External Trade

Iceland is a member of the Agreement on the European Economic Area (EEA) that unites members of the European Union (EU) and the three EFTA EEA states (Iceland, Liechtenstein and Norway) into one single market governed by the EU basic rules (Acquis Communautaire). These rules cover the so- called four freedoms free movement of goods, capital, services and persons, and competition rules. Iceland is also a partner to many bilateral trade-agreements.

Traditionally fish and fish products have been an outstanding feature of Iceland´s export of merchandise. Before 1970 the share was as high as 90%. Today, Iceland exports a whole range of products but marine products are still its main export or around 42%. Manifacturing products such as aluminium and ferro-silicon accounted for around 39%. Iceland also exports agricultural products such as farmed fish, livestock, dairy products and Eiderdown to name a few.

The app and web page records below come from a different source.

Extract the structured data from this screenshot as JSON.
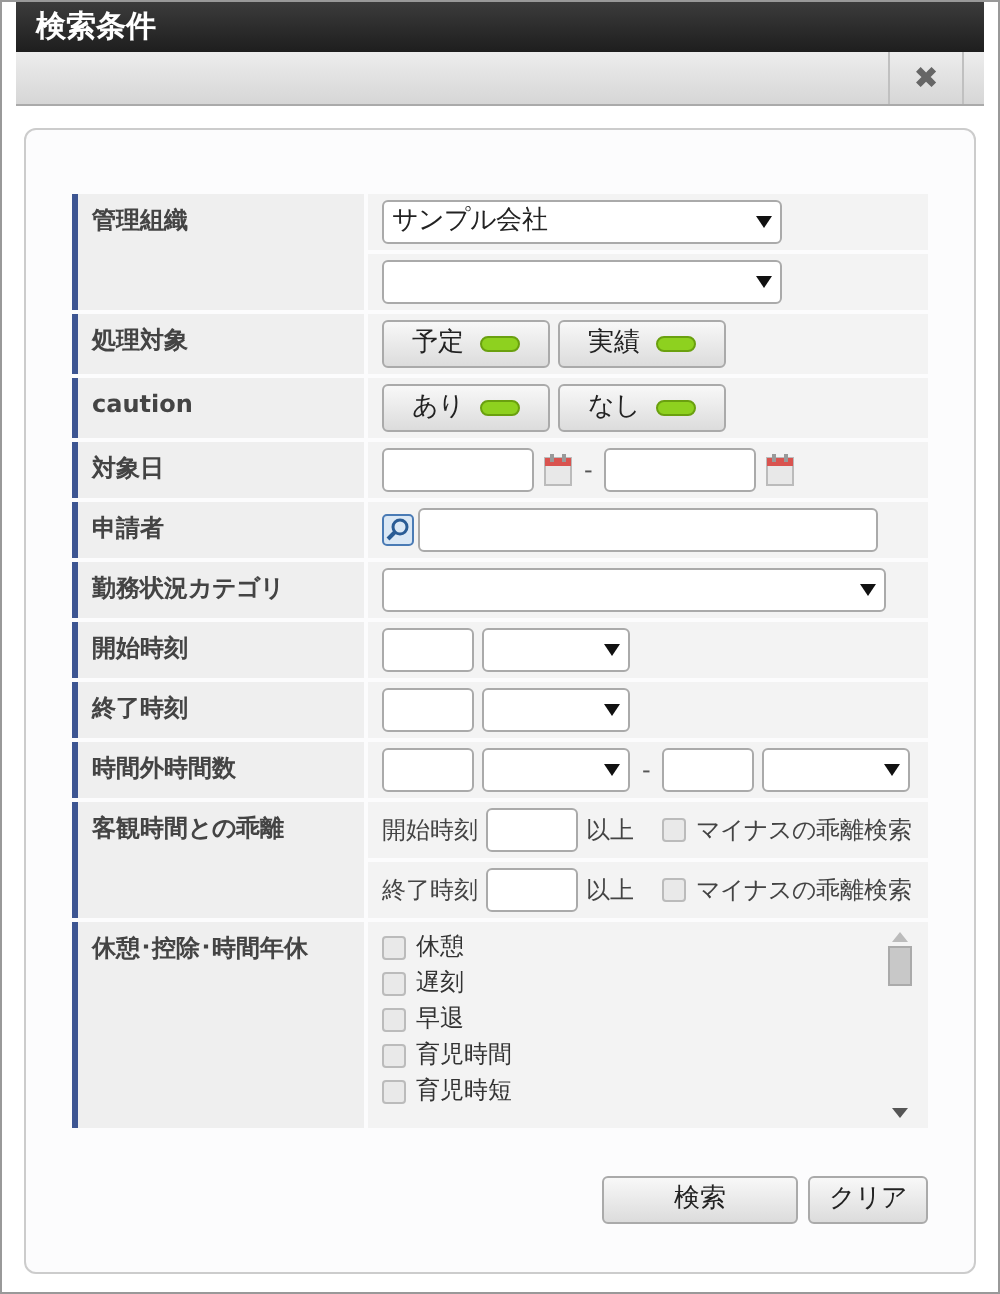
{
  "window": {
    "title": "検索条件",
    "close": "✖"
  },
  "rows": [
    {
      "label": "管理組織",
      "lines": [
        [
          {
            "kind": "dropdown",
            "value": "サンプル会社"
          }
        ],
        [
          {
            "kind": "dropdown"
          }
        ]
      ]
    },
    {
      "label": "処理対象",
      "lines": [
        [
          {
            "kind": "toggle",
            "label": "予定",
            "on": true
          },
          {
            "kind": "toggle",
            "label": "実績",
            "on": true
          }
        ]
      ]
    },
    {
      "label": "caution",
      "lines": [
        [
          {
            "kind": "toggle",
            "label": "あり",
            "on": true
          },
          {
            "kind": "toggle",
            "label": "なし",
            "on": true
          }
        ]
      ]
    },
    {
      "label": "対象日",
      "lines": [
        [
          {
            "kind": "date"
          },
          {
            "kind": "dash",
            "text": "-"
          },
          {
            "kind": "date"
          }
        ]
      ]
    },
    {
      "label": "申請者",
      "lines": [
        [
          {
            "kind": "finder"
          }
        ]
      ]
    },
    {
      "label": "勤務状況カテゴリ",
      "lines": [
        [
          {
            "kind": "longselect"
          }
        ]
      ]
    },
    {
      "label": "開始時刻",
      "lines": [
        [
          {
            "kind": "box"
          },
          {
            "kind": "picker"
          }
        ]
      ]
    },
    {
      "label": "終了時刻",
      "lines": [
        [
          {
            "kind": "box"
          },
          {
            "kind": "picker"
          }
        ]
      ]
    },
    {
      "label": "時間外時間数",
      "lines": [
        [
          {
            "kind": "box"
          },
          {
            "kind": "picker"
          },
          {
            "kind": "dash",
            "text": "-"
          },
          {
            "kind": "box"
          },
          {
            "kind": "picker"
          }
        ]
      ]
    },
    {
      "label": "客観時間との乖離",
      "lines": [
        [
          {
            "kind": "caption",
            "text": "開始時刻"
          },
          {
            "kind": "box"
          },
          {
            "kind": "caption",
            "text": "以上"
          },
          {
            "kind": "checkbox",
            "label": "マイナスの乖離検索",
            "checked": false
          }
        ],
        [
          {
            "kind": "caption",
            "text": "終了時刻"
          },
          {
            "kind": "box"
          },
          {
            "kind": "caption",
            "text": "以上"
          },
          {
            "kind": "checkbox",
            "label": "マイナスの乖離検索",
            "checked": false
          }
        ]
      ]
    },
    {
      "label": "休憩･控除･時間年休",
      "lines": [
        [
          {
            "kind": "checklist",
            "items": [
              {
                "label": "休憩",
                "checked": false
              },
              {
                "label": "遅刻",
                "checked": false
              },
              {
                "label": "早退",
                "checked": false
              },
              {
                "label": "育児時間",
                "checked": false
              },
              {
                "label": "育児時短",
                "checked": false
              }
            ]
          }
        ]
      ]
    }
  ],
  "buttons": [
    "検索",
    "クリア"
  ]
}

Whereas exports are fairly concentrated into a few broad groups of commodities, imports are very diversified. Iceland is dependent on imports for its demand of oil and oil products, for its consumption of wheat and use of timber. Among other imports are food and beverages, industrial supplies, fuels and lubricants, capital goods, transport equipment and consumer goods.

In 2007, goods were exported from Iceland for 305,100 million ISK fob and imported into Iceland for 395,200 million ISK fob, 427,400 million ISK cif. Thus there was a trade deficit of 90,100 million ISK compared with 158,500 million ISK deficit in 2006. Exports values increased by 25.7% at current prices while imports decreased by 1.1%. Marine products constituted 41.8% of all exports, increasing in value by 2.6% from the year before at current prices. Manufacturing products were 38.9% of the total exports, increasing in value by 27.5%.

Extensive trade is conducted with countries in the European Union (EU) through the Agreement on the European Economic Area (EEA. In 2007 no less than 78% of Iceland's export markets were within the EU.

Statistics Iceland